Searching for William Hamilton’s Greenhouse
at The Woodlands estate, Philadelphia, Pennsylvania


Sarah Chesney, a PhD student in the department, tells us about her dissertation research.

         In the late eighteenth and early nineteenth centuries, The Woodlands was the home of William Hamilton, a Philadelphia philanthropist and well-known collector of exotic plants. His botanical collection was vast, and was considered by contemporaries to be the most extensive and aesthetically pleasing collection of native and exotic flora in early America. The heart of this collection, and the focus of my dissertation research, is Hamilton’s greenhouse complex, a vast structure stretching 140 feet in length and said to contain over ten thousand rare and exotic plants, which attracted visitors and students of botany from all over the world. For the past two summers I have been conducting archaeological research at The Woodlands, searching for Hamilton’s greenhouse complex and exploring the development of scientific botany in early Federal America.

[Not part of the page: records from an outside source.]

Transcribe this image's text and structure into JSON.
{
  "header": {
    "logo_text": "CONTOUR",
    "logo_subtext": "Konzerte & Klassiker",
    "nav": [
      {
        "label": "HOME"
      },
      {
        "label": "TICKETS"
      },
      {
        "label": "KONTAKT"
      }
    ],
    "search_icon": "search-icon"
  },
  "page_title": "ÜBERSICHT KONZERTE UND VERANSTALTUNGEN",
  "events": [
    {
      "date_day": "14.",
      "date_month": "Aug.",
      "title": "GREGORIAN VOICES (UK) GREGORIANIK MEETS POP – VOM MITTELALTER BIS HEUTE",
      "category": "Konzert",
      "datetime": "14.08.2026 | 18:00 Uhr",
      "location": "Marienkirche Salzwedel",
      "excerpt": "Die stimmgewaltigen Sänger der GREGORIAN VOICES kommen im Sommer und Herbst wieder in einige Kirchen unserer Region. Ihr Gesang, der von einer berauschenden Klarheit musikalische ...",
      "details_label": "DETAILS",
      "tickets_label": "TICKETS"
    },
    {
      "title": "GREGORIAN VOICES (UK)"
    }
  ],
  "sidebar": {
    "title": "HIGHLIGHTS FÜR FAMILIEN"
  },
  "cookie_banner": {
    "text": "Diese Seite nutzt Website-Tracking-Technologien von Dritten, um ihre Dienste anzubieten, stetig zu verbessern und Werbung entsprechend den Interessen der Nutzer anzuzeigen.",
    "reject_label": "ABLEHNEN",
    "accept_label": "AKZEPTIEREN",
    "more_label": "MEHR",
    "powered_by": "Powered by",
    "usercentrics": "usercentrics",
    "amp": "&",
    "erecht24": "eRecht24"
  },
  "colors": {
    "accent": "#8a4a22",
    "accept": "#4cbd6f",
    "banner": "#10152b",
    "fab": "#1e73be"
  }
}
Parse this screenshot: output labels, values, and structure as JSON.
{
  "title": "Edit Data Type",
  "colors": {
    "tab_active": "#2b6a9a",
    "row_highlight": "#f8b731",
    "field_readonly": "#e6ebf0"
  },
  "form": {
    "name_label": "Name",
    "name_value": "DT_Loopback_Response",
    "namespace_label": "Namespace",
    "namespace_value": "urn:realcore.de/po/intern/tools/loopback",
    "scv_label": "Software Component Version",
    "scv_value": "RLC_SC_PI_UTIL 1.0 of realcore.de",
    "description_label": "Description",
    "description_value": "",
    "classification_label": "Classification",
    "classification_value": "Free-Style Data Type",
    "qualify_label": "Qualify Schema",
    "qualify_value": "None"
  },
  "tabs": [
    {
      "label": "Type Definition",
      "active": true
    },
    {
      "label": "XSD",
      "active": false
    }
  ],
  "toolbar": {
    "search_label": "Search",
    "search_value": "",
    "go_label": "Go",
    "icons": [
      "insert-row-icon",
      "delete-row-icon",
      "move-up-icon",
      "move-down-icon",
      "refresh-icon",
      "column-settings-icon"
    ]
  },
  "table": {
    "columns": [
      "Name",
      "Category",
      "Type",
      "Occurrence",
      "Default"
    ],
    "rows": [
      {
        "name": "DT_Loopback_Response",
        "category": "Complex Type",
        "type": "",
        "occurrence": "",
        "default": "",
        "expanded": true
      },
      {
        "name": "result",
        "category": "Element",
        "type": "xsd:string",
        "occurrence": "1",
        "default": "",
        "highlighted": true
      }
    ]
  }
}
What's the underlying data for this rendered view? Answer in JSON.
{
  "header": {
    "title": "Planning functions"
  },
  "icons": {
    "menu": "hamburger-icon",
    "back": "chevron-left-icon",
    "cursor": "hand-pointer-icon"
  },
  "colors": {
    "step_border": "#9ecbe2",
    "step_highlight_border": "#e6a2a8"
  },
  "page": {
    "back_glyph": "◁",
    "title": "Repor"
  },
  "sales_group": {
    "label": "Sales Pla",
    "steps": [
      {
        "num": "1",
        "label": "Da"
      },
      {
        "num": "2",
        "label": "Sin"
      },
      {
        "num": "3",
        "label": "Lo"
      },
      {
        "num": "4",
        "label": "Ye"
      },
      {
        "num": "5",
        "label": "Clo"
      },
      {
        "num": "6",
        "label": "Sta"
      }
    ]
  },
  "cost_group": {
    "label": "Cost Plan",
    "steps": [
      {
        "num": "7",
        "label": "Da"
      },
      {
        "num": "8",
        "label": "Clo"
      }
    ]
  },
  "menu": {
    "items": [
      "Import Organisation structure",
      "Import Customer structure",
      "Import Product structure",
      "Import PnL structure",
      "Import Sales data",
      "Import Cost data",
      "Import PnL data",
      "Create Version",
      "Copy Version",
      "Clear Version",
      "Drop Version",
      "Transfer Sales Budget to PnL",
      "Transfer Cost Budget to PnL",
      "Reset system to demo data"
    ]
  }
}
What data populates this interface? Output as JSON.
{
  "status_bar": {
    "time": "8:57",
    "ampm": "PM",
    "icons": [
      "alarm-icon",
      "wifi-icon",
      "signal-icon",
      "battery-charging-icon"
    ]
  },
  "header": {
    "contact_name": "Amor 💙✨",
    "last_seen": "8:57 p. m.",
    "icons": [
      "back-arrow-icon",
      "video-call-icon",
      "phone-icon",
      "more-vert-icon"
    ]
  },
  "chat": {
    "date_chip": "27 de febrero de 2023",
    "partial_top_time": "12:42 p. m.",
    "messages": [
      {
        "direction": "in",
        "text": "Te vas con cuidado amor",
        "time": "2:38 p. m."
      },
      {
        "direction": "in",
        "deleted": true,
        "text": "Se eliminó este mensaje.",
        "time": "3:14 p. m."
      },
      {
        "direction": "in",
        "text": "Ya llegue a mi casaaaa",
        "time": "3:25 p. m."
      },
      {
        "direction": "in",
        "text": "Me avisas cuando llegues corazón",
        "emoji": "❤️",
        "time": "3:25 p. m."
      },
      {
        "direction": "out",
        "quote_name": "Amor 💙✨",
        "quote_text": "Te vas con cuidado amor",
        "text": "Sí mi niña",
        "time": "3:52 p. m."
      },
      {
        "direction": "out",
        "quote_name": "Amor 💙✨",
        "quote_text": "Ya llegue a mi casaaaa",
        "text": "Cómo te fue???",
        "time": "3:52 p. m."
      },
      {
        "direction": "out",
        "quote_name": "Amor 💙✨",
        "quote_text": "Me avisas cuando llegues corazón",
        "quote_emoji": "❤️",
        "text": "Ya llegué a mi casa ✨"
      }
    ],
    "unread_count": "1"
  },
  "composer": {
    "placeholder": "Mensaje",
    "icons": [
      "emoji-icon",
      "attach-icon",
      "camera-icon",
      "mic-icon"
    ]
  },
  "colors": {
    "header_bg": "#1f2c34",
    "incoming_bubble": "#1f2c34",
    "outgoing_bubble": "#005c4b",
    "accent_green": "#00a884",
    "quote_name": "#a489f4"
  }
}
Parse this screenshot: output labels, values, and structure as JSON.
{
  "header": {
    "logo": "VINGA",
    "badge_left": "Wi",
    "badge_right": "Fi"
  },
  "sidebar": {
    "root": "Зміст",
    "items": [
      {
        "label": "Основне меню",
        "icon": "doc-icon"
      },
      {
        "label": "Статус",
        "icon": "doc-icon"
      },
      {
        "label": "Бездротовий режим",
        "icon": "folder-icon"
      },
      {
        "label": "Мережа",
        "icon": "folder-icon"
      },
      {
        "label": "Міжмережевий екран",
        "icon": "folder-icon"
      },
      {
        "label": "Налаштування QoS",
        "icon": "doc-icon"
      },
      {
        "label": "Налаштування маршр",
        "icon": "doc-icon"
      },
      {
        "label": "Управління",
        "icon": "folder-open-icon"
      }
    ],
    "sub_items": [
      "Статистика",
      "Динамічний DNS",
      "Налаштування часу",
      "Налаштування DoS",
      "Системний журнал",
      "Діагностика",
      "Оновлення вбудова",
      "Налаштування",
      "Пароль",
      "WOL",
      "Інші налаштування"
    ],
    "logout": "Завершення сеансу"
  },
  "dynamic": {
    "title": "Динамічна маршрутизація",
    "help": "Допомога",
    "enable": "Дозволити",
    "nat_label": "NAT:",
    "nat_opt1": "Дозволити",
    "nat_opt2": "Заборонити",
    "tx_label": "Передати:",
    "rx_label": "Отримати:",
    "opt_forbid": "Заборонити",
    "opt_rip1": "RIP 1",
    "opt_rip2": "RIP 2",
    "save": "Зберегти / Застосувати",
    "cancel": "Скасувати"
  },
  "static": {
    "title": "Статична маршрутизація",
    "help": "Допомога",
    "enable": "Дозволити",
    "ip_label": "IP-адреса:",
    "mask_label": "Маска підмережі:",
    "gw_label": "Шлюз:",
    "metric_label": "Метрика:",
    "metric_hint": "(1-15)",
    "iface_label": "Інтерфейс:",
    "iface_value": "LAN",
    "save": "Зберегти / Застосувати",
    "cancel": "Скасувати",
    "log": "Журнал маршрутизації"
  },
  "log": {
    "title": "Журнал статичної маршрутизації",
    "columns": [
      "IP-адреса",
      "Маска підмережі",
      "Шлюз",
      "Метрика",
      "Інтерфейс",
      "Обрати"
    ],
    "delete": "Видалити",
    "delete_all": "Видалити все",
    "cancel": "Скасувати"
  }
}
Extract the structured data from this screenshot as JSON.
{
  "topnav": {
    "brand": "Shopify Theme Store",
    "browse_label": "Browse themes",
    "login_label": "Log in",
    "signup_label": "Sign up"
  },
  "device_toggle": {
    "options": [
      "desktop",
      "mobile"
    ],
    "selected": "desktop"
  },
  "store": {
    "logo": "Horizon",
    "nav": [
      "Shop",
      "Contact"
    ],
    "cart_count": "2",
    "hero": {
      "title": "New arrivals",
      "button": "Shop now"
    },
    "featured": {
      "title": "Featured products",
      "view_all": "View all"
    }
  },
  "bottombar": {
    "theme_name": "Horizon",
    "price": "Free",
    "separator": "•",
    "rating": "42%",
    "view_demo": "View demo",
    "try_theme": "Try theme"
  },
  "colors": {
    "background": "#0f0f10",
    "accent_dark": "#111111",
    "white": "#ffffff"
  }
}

With the help of student volunteers from Temple University and a dissertation research grant from the William and Mary Anthropology Department in 2010, I have uncovered a partial greenhouse foundation constructed of brick and Pennsylvania fieldstone, as well as other related features. These other features include a large midden full of greenhouse materials and early nineteenth-century domestic trash, as well as a small brick and mortar cistern and connecting brick drain that leads inside the greenhouse complex. Although the spatial relationship of these features is not yet completely understood, their physical proximity raises a number of questions about the layout of the greenhouse complex: it seems possible that the drain, and even part of the cistern may have been actually inside the greenhouse itself and visible to anyone visiting the space.

The conscious display of both utilitarian (the drain and cistern) and aesthetic (the plants arranged to impress a variety of visitors) elements inside the greenhouse complex may indicate the ways in which Hamilton is using this space to negotiate the growing division in the field of botany, as it was at once becoming more “professional” and “scientific” while also becoming increasingly popular as a hobby for the general public. Hamilton’s position as an confirmed amateur botanist and plant collector, but one respected by “professionals” would have been jeopardized by this growing division, and his complicated spatial organization of the greenhouse complex may be evidence for the way in which he dealt with such changes.

I plan to further explore these ideas about the meaning and use of space in Hamilton’s greenhouse complex in the fall of 2011 when I return for my last season of excavation at The Woodlands – knowing full well that everything could change with the first shovelful of dirt.